Relative customers: Demand-sharing, kinship and selling in Solomon Islands
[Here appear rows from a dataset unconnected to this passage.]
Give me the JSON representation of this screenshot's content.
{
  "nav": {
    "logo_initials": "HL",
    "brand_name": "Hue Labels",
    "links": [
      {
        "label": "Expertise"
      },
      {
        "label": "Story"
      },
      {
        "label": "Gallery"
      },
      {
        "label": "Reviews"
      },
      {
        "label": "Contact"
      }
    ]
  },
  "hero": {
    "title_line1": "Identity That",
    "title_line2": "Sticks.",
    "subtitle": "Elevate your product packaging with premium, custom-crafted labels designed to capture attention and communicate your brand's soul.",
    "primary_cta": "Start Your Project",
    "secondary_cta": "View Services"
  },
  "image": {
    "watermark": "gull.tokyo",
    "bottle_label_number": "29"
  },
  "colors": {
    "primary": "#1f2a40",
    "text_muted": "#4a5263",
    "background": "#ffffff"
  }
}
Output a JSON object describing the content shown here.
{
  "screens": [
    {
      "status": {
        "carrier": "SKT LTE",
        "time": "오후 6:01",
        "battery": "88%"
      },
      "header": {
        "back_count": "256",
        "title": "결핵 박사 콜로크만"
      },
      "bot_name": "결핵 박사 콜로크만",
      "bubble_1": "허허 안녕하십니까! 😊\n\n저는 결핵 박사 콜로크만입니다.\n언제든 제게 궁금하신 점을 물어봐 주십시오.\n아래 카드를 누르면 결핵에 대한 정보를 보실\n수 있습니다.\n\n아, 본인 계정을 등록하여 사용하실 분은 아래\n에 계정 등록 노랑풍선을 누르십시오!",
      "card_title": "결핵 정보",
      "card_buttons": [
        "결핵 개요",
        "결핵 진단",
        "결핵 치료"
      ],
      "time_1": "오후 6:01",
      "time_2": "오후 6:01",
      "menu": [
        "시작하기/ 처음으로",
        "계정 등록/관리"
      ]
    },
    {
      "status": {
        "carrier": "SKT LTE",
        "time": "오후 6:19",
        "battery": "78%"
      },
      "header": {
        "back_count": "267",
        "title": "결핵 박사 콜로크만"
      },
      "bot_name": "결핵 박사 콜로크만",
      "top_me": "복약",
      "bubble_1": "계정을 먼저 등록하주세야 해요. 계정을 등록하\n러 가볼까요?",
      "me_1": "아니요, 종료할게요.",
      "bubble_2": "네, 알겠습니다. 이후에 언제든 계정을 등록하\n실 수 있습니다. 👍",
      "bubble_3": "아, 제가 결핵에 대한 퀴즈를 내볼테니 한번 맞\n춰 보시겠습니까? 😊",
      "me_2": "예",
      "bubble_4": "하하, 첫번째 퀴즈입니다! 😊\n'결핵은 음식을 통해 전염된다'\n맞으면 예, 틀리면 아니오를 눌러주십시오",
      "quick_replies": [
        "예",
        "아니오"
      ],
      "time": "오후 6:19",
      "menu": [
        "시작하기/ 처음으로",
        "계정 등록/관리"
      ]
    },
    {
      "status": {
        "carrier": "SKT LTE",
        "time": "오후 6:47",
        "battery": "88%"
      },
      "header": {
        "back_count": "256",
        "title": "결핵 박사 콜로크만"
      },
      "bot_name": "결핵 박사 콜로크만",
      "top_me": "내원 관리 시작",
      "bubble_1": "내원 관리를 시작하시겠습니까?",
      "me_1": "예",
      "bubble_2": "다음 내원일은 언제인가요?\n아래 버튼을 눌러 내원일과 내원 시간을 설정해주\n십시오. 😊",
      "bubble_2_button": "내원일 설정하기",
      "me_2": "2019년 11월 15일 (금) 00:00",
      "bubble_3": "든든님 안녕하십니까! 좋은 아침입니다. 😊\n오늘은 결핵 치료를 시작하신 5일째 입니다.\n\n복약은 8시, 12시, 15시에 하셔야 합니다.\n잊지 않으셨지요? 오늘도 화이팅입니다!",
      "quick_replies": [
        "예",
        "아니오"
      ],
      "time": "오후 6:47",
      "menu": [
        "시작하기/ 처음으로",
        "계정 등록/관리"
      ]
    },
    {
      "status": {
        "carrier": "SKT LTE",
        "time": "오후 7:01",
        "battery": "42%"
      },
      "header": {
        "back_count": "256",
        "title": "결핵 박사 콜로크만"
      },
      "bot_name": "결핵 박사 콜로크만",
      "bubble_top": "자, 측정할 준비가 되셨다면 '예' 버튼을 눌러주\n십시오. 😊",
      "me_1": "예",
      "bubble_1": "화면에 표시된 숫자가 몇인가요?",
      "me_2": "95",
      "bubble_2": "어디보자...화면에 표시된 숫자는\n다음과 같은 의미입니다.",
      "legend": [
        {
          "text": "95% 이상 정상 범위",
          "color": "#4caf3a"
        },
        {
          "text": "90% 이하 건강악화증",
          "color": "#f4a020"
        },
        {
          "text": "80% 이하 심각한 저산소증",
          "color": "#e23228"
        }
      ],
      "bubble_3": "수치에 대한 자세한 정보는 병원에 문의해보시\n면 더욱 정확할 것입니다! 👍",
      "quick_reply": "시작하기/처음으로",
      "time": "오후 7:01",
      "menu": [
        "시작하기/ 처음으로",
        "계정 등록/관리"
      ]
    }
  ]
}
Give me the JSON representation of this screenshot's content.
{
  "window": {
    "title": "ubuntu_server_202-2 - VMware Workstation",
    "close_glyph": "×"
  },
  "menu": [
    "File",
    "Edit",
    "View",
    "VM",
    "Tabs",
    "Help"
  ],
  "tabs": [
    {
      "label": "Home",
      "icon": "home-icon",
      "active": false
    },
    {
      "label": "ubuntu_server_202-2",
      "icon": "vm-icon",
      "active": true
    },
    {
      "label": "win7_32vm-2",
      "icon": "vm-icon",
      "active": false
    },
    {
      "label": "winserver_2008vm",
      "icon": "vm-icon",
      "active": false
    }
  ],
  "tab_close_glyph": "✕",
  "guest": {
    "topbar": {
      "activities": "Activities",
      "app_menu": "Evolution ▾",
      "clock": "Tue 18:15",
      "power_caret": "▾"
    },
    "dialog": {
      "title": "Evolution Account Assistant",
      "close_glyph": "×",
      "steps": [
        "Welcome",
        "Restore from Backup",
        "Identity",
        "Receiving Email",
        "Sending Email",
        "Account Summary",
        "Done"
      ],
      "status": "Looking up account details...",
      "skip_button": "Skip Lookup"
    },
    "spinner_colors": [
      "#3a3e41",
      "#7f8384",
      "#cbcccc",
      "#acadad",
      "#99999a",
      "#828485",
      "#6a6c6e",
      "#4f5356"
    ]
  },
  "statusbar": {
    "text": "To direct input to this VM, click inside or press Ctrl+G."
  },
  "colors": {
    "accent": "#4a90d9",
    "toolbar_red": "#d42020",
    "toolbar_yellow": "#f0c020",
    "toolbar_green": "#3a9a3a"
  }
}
Copyright © 2017 by Emerald Publishing Limited. Purpose - This chapter contributes to drawing Melanesian ethnography out of the exoticizing interest for gift exchange and demand-sharing. Furthermore, it provides an analytical perspective from which it is possible to conceptualize the manipulation of gift and commodity logics as mutually compatible frameworks. Rather than seeing them as contradictory, this perspective enables the theorization of shared calculative agencies that are becoming increasingly common in contemporary Melanesia. Methodology/approach - The chapter draws on 13 months of ethnographic fieldwork in Gilbert Camp, a peri-urban settlement on the outskirts of Honiara, Solomon Islands with a focus on the domestic moral economy of its inhabitants. Findings - The people of Gilbert Camp are confronting a difficult economic and moral dilemma. On the one hand, they are at constant risk of financial failure because of their general conditions of scarcity. On the other, they face the prospect of disrupting some of their much-valued social relationships because such scarcity prevents them from fulfilling their cultural obligations. In order to avoid both risks, they make use of their financial competence and cultural creativity to set up strategies that save them money and preserve these relationships. Situated at the interface between kinship and market values, these strategies contribute to achieving the kind of 'good' life that they see as the correct balance between financial prosperity and morality. Originality/value - Current negotiations over the meaning of buying, selling and taking are changing the values of contemporary sociality in Honiara, Port Vila, and other Melanesian cities. Tradestores simultaneously supply households with food and money, create a sense of sharing, and limit the demand-sharing and the taking of wantoks. Hence they create the conditions for the resolution of tensions over the incompatibility of values of kinship and market that confront the inhabitants of Melanesian cities. Household tradestores thus constitute a major site of these negotiations, and they provide a unique vantage point from which to look at the moral and economic processes that are leading to the future identity of urban Melanesia.